__Excerpted records__:

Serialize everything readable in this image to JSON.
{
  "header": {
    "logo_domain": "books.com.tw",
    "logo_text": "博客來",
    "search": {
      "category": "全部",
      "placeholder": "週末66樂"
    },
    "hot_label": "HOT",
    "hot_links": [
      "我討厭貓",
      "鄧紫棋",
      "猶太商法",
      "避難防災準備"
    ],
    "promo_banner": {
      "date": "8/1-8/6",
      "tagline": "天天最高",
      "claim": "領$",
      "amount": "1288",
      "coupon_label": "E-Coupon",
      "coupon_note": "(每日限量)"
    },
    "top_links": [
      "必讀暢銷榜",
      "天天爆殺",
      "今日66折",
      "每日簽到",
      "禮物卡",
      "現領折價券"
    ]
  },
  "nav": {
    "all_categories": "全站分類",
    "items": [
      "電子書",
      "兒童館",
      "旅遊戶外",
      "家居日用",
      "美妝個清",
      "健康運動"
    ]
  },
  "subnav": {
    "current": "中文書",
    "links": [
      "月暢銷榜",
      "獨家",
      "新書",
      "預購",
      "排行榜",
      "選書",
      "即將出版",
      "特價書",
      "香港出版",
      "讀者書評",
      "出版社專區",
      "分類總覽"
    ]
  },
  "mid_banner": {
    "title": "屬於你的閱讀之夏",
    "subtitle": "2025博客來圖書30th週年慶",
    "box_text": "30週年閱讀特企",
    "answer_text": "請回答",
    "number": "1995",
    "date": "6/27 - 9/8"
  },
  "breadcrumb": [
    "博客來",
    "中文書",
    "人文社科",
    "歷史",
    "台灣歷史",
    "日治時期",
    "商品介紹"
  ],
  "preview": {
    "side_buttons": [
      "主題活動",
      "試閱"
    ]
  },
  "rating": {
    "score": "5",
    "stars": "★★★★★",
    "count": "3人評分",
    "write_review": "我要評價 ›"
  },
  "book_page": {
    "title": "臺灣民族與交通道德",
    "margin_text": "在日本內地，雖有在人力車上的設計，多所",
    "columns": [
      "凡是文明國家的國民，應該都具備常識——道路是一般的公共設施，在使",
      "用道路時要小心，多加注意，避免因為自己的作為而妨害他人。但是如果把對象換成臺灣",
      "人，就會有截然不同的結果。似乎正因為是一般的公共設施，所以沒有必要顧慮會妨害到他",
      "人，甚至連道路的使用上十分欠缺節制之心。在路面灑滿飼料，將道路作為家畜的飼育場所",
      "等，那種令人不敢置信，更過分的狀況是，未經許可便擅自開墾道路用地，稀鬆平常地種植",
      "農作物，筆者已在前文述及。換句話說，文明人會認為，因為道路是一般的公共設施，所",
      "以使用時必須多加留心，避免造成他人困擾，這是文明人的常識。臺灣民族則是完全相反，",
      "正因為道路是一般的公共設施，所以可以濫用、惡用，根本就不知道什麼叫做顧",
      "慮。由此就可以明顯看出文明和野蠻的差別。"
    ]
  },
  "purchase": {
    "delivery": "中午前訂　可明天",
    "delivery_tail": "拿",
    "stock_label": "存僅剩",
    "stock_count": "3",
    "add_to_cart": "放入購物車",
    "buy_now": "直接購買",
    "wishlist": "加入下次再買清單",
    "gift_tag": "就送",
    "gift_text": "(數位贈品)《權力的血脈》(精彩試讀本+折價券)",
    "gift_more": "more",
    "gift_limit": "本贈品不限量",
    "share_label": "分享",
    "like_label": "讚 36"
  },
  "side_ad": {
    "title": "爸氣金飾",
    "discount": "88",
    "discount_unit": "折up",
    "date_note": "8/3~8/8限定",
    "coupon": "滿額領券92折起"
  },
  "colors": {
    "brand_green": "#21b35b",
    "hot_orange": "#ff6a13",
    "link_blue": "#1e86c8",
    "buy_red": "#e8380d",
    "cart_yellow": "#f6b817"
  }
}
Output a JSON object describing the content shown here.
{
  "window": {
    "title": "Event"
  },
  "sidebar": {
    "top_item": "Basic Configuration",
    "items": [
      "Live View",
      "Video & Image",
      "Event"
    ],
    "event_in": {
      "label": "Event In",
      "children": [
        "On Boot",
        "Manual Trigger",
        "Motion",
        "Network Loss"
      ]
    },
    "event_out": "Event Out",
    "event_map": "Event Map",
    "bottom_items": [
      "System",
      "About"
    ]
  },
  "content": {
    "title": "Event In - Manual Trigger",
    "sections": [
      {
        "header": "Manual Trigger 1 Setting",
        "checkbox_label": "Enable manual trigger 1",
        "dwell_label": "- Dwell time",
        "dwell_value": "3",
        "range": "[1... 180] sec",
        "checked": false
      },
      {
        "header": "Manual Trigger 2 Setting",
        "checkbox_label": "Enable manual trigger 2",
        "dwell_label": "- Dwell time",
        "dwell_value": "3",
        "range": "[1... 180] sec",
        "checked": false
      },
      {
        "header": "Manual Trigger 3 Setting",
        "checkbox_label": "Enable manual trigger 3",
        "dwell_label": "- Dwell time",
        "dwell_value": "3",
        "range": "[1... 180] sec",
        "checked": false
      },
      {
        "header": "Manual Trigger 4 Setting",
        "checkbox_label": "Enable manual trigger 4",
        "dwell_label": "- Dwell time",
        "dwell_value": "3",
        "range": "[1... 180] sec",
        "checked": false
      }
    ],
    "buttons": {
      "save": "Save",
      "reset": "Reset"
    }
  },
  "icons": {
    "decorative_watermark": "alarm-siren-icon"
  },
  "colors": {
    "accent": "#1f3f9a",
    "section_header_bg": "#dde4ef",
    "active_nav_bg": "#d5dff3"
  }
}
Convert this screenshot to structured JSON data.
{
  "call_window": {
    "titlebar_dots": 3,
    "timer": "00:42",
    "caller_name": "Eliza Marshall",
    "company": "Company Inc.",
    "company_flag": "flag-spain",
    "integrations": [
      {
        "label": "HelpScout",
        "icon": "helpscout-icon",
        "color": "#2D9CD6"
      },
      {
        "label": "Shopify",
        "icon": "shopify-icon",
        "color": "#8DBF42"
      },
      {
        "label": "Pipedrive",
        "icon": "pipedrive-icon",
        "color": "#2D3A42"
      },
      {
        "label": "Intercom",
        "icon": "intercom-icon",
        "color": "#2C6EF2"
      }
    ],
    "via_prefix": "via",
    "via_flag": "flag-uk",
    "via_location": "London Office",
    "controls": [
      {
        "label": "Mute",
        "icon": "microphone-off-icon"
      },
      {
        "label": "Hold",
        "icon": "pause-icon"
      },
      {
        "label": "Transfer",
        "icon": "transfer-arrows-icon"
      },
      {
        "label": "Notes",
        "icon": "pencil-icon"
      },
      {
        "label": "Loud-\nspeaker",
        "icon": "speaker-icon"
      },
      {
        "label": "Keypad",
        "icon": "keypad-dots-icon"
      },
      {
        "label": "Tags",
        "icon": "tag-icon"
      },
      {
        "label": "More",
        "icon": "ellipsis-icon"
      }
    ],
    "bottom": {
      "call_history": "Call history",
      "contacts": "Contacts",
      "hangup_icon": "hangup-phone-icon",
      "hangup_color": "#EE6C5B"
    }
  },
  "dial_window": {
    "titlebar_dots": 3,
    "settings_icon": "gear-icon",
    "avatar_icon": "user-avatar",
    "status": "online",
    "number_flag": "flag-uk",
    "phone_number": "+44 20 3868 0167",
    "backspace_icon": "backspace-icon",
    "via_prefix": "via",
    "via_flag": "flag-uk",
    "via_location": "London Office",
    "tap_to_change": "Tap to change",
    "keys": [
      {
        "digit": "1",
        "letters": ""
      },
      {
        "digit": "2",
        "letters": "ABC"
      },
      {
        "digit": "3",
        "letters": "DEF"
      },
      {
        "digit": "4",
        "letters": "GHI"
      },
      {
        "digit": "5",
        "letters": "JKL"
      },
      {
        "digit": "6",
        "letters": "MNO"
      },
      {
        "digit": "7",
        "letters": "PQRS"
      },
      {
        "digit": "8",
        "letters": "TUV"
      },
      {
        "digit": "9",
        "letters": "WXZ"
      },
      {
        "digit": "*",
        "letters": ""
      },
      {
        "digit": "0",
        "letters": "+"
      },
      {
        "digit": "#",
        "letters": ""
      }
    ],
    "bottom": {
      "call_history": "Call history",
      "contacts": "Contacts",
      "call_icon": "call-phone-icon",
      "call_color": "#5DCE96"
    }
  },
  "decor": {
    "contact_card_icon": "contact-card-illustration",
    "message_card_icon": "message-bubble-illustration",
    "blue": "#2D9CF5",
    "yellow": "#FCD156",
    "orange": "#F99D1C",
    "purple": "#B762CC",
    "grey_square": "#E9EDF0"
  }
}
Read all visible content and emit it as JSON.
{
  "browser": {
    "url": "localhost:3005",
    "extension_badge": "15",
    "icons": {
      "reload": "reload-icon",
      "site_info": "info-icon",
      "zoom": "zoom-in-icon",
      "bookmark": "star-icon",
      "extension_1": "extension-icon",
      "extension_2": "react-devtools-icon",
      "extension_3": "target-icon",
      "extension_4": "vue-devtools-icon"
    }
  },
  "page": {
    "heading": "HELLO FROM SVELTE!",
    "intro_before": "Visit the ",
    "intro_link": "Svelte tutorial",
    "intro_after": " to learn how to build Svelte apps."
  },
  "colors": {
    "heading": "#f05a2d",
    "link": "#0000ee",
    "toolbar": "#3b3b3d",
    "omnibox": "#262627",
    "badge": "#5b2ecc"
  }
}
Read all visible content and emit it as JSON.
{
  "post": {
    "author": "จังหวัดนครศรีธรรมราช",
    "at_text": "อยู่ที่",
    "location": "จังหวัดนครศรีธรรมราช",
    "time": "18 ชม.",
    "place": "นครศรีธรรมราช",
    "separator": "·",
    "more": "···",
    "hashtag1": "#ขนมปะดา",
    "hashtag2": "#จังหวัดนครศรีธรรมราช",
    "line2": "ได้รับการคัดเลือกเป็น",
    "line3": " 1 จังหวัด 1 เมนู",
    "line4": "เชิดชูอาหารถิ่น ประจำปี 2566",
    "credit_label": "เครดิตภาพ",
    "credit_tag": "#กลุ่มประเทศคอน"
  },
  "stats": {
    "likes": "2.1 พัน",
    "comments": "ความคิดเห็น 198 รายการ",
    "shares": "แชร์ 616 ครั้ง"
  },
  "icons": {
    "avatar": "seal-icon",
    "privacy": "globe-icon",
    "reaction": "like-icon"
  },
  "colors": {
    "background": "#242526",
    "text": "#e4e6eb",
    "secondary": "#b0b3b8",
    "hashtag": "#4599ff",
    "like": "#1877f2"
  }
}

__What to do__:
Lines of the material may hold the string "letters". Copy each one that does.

__Answer to this problem__:
        "letters": ""
        "letters": "ABC"
        "letters": "DEF"
        "letters": "GHI"
        "letters": "JKL"
        "letters": "MNO"
        "letters": "PQRS"
        "letters": "TUV"
        "letters": "WXZ"
        "letters": ""
        "letters": "+"
        "letters": ""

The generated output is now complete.